Gats implies a commitment to the liberalisation of public services. There are obstacles, however. Countries retain their national sovereignty and are free to devise domestic regulations in the pursuit of public policy objectives. The voluntary nature of Gats had originally been a means of checking corporate zeal. But since the Seattle WTO summit there has been intense lobbying to remove this freedom and to strengthen the "pro-competitive" disciplines of the agreement. The EU and the US agreed in their London summit of May 1998 to "exchange views on ways to achieve the highest possible level of liberalisation in the framework of the Gats 2000 process" and also to develop "additional disciplines to strengthen market access and guarantee that services can be supplied in a pro-competitive environment". Mike Moore, WTO director-general, has described removing restrictions on market access and national treatment as the priorities of the Gats talks. The DTI has promised that "everything is on the table" during the negotiations.
Marchi has set up a working party on domestic regulation, which seeks to ensure that domestic regulations do not act as barriers to trade in services. Its intention is to tighten the so-called necessity test, the key mechanism by which the WTO can legally enforce market access. To achieve this, the working party wants to make the regulations pro-competition and applicable to all services, not simply to the ones put forward by member states. If this change is implemented, the WTO's dispute settlement body could require states to deregulate their service industries if challenged by a corporation through its government. A number of disputes already settled suggest that the Gats could be used to attack every conceivable form of domestic regulation that directly or indirectly prohibits or hinders competition.

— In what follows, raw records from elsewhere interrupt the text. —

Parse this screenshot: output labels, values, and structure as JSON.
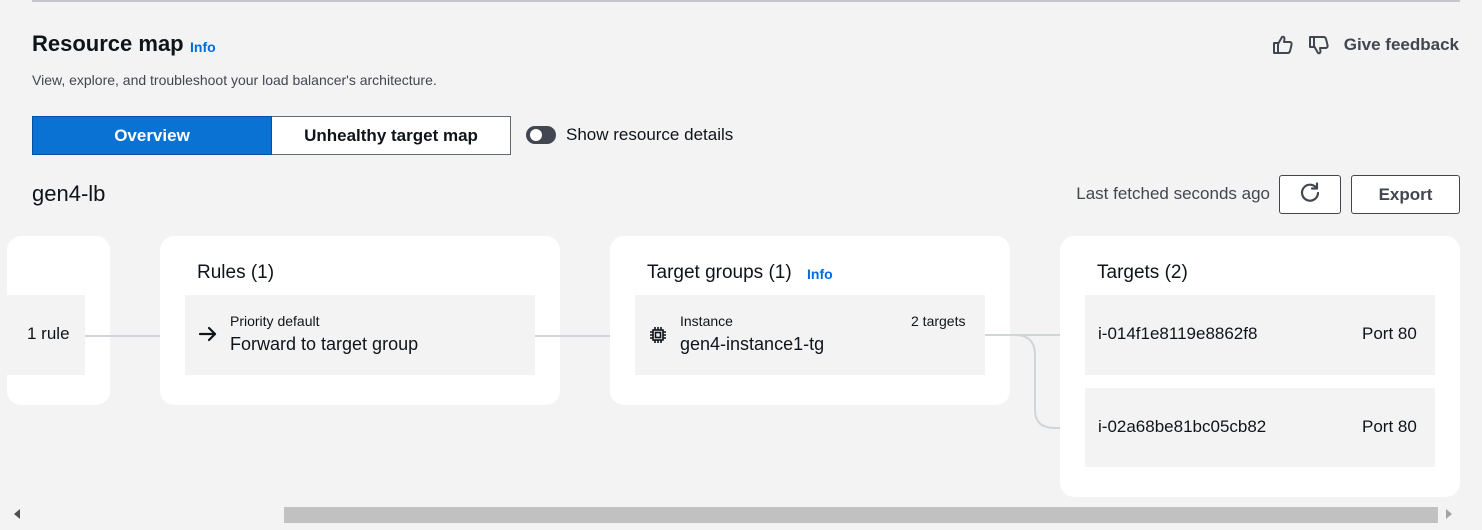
{
  "header": {
    "title": "Resource map",
    "info_label": "Info",
    "subtitle": "View, explore, and troubleshoot your load balancer's architecture.",
    "feedback_label": "Give feedback",
    "feedback_icons": [
      "thumbs-up-icon",
      "thumbs-down-icon"
    ]
  },
  "tabs": {
    "items": [
      {
        "label": "Overview",
        "selected": true
      },
      {
        "label": "Unhealthy target map",
        "selected": false
      }
    ]
  },
  "toggle": {
    "label": "Show resource details",
    "checked": false
  },
  "load_balancer": {
    "name": "gen4-lb",
    "last_fetched": "Last fetched seconds ago",
    "refresh_icon": "refresh-icon",
    "export_label": "Export"
  },
  "listeners": {
    "rule_label": "1 rule"
  },
  "rules": {
    "title": "Rules (1)",
    "node": {
      "priority": "Priority default",
      "action": "Forward to target group",
      "icon": "arrow-right-icon"
    }
  },
  "target_groups": {
    "title": "Target groups (1)",
    "info_label": "Info",
    "node": {
      "type": "Instance",
      "name": "gen4-instance1-tg",
      "target_count": "2 targets",
      "icon": "chip-icon"
    }
  },
  "targets": {
    "title": "Targets (2)",
    "items": [
      {
        "id": "i-014f1e8119e8862f8",
        "port": "Port 80"
      },
      {
        "id": "i-02a68be81bc05cb82",
        "port": "Port 80"
      }
    ]
  },
  "colors": {
    "accent": "#0972d3",
    "link": "#006ce0",
    "panel": "#ffffff",
    "background": "#f3f3f3",
    "connector": "#d1d5db"
  }
}
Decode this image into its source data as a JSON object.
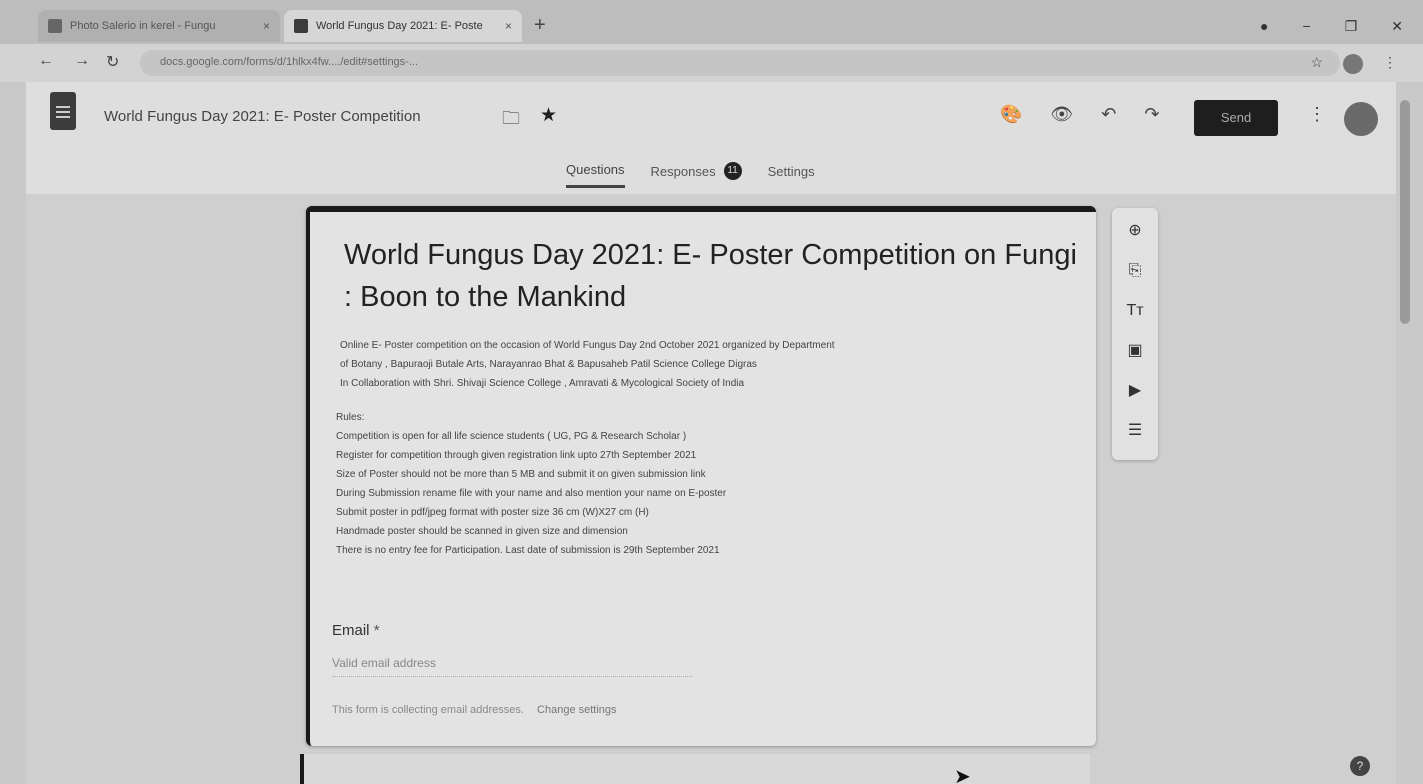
{
  "browser": {
    "tabs": [
      {
        "title": "Photo Salerio in kerel - Fungu",
        "close": "×"
      },
      {
        "title": "World Fungus Day 2021: E- Poste",
        "close": "×"
      }
    ],
    "new_tab": "+",
    "url": "docs.google.com/forms/d/1hlkx4fw..../edit#settings-...",
    "window_controls": {
      "minimize": "−",
      "restore": "❐",
      "close": "✕"
    }
  },
  "form_header": {
    "title": "World Fungus Day 2021: E- Poster Competition",
    "send_label": "Send",
    "tabs": [
      {
        "label": "Questions"
      },
      {
        "label": "Responses",
        "badge": "11"
      },
      {
        "label": "Settings"
      }
    ]
  },
  "form": {
    "title": "World Fungus Day 2021: E- Poster Competition on Fungi : Boon to the Mankind",
    "description": [
      "Online E- Poster competition on the occasion of World Fungus Day 2nd October 2021 organized by Department",
      "of Botany , Bapuraoji Butale Arts, Narayanrao Bhat & Bapusaheb Patil Science College Digras",
      "In Collaboration with Shri. Shivaji Science College , Amravati & Mycological Society of India"
    ],
    "rules_heading": "Rules:",
    "rules": [
      "Competition is open for all life science students ( UG, PG & Research Scholar )",
      "Register for competition through given registration link upto 27th September 2021",
      "Size of Poster should not be more than 5 MB and submit it on given submission link",
      "During Submission rename file with your name and also mention your name on E-poster",
      "Submit poster in pdf/jpeg format with poster size 36 cm (W)X27 cm (H)",
      "Handmade poster should be scanned in given size and dimension",
      "There is no entry fee for Participation. Last date of submission is 29th September 2021"
    ],
    "email": {
      "label": "Email",
      "required_mark": "*",
      "placeholder": "Valid email address",
      "note": "This form is collecting email addresses.",
      "change_link": "Change settings"
    }
  }
}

Universities are being drawn into the growing global information market. Gats could destroy the public interest in policy-making in services such as education and end the ideal of a democratic education system run by accountable public authorities.
The policies of new Labour have created the conditions for the commercialisation of British higher education. The increase in government regulation and prescription has brought universities into closer conformity with the needs of business. The Quality Assurance Agency's quality assurance and proposed benchmarking of subject areas provide the necessary centralised control for the privatisation of provision. Cuts in funding have precipitated a drive for revenue and competition between universities for new markets, a sharp reduction of unit costs and a rise in productivity gains. This commercial onus can conflict seriously with disinterested scholarship.

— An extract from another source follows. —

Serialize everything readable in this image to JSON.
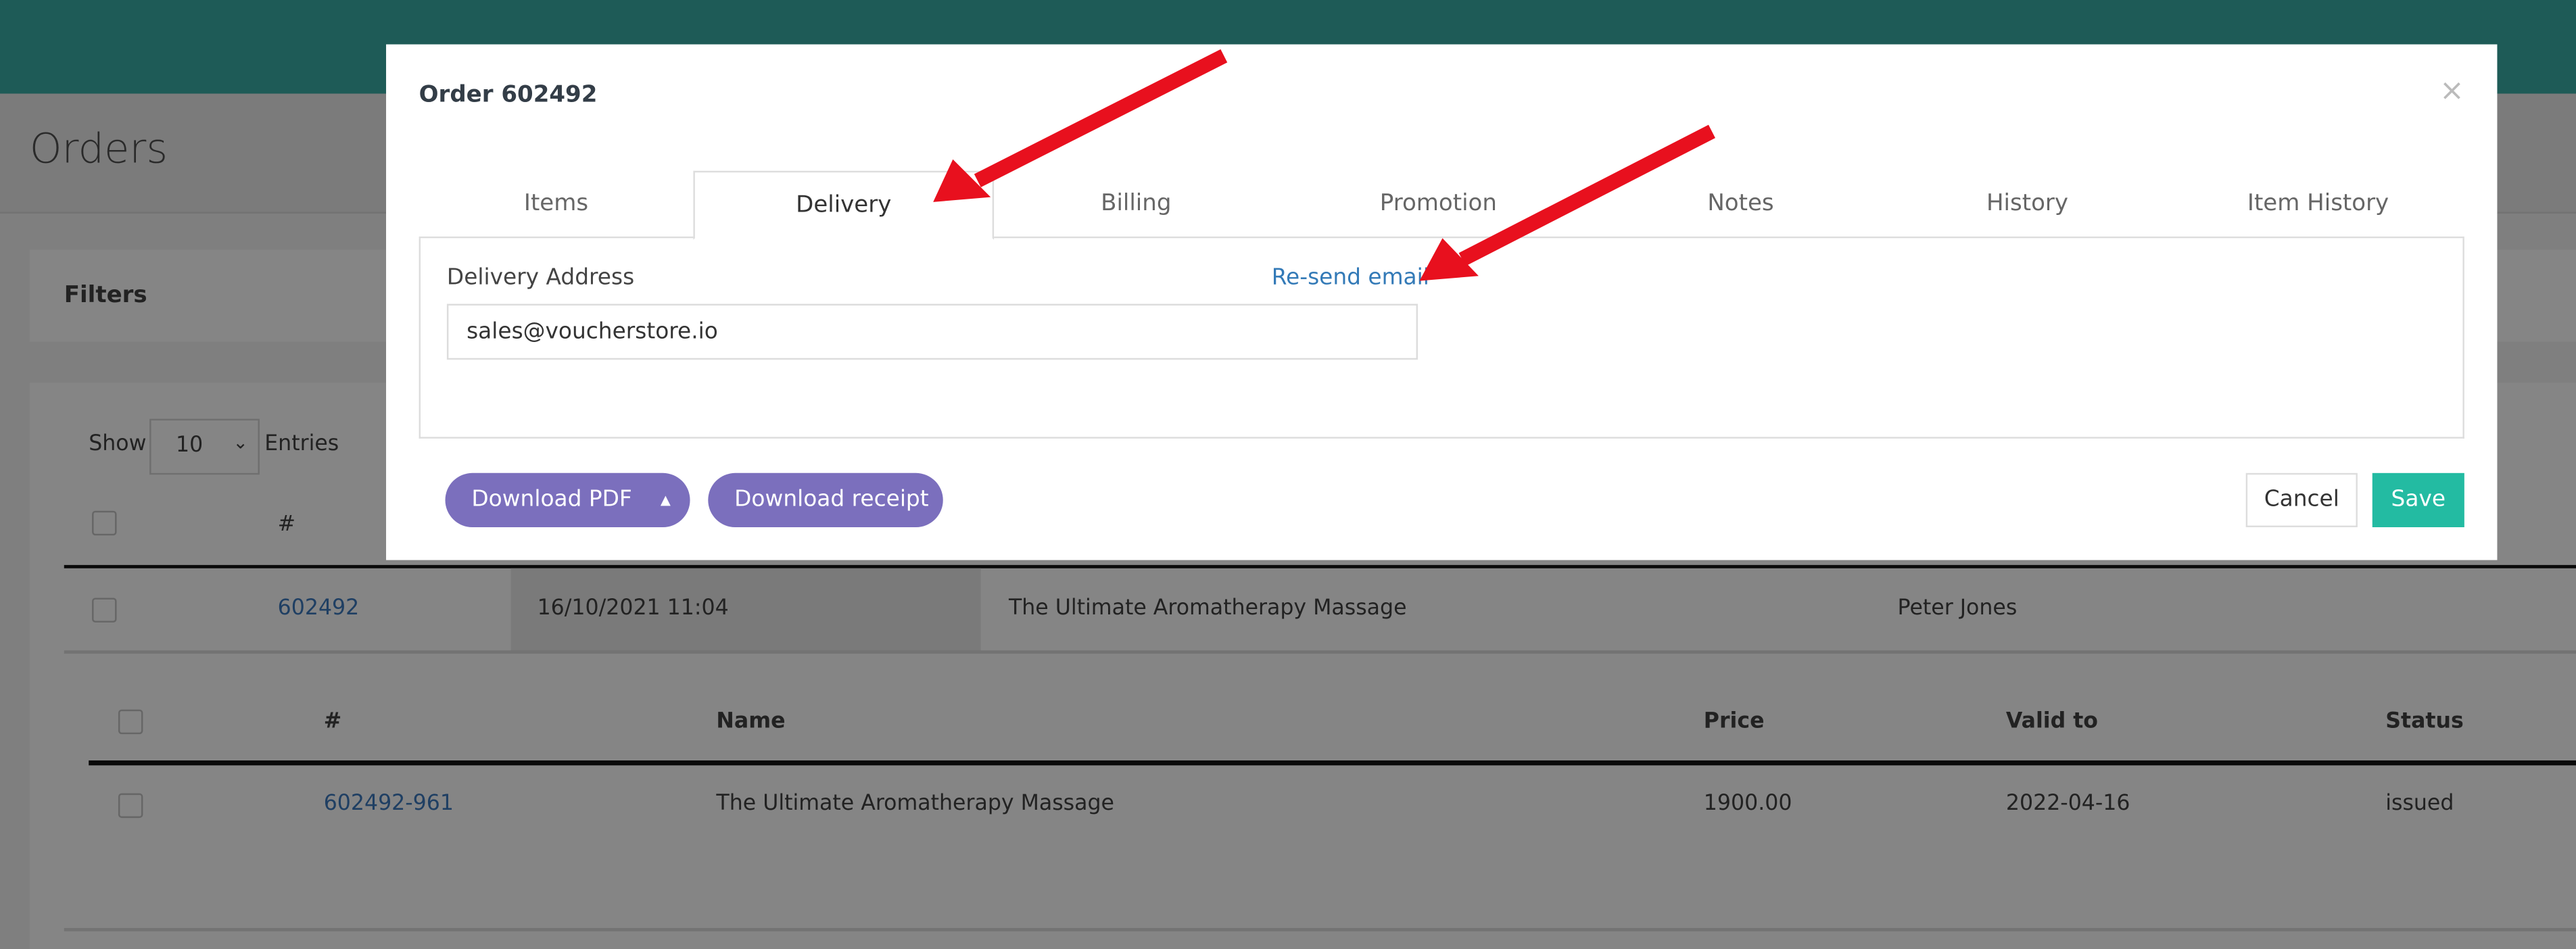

Faced with this profound economic and ideological assault, the universities have failed to engage forcefully in public policy debates. They have not stood up for what they represent and for their role in the age of mass higher education.
Jonathan Rutherford is a reader in cultural politics at Middlesex University.